--- START ---

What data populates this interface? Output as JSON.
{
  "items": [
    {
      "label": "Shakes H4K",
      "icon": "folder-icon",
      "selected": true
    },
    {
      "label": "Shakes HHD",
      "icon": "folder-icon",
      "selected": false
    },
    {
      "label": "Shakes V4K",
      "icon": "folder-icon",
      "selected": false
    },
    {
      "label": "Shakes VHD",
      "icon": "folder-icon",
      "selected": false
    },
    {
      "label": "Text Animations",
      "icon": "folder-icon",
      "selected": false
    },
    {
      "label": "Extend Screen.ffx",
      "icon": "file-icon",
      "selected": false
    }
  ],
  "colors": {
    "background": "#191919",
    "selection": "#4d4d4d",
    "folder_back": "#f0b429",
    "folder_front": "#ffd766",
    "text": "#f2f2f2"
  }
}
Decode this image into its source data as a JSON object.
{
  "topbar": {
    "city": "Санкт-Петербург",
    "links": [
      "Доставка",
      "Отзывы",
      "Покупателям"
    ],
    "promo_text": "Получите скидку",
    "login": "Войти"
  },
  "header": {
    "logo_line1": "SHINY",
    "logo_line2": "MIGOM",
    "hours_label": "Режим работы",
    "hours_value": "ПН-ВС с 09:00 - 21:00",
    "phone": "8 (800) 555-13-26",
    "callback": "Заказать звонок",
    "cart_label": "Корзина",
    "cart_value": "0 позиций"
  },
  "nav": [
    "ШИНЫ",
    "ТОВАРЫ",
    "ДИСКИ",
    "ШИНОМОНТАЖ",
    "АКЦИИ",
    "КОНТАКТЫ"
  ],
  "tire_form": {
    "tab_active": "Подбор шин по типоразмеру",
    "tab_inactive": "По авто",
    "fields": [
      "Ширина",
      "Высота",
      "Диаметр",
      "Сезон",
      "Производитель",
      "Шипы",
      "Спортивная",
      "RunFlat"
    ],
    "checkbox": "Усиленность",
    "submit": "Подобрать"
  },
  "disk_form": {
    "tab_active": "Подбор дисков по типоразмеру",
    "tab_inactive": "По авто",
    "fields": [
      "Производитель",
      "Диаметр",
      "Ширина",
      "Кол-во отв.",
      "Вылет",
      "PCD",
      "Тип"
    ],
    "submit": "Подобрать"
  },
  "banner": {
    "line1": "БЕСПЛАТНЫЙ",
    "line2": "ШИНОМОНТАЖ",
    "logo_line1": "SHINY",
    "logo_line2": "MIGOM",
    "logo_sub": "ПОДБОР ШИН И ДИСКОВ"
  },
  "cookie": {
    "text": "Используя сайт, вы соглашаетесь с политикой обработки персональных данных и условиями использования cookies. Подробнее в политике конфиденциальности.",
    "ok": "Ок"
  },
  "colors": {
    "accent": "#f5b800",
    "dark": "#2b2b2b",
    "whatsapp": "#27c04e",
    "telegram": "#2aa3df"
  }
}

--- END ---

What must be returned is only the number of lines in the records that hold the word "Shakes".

▶ **Problem solution**: 4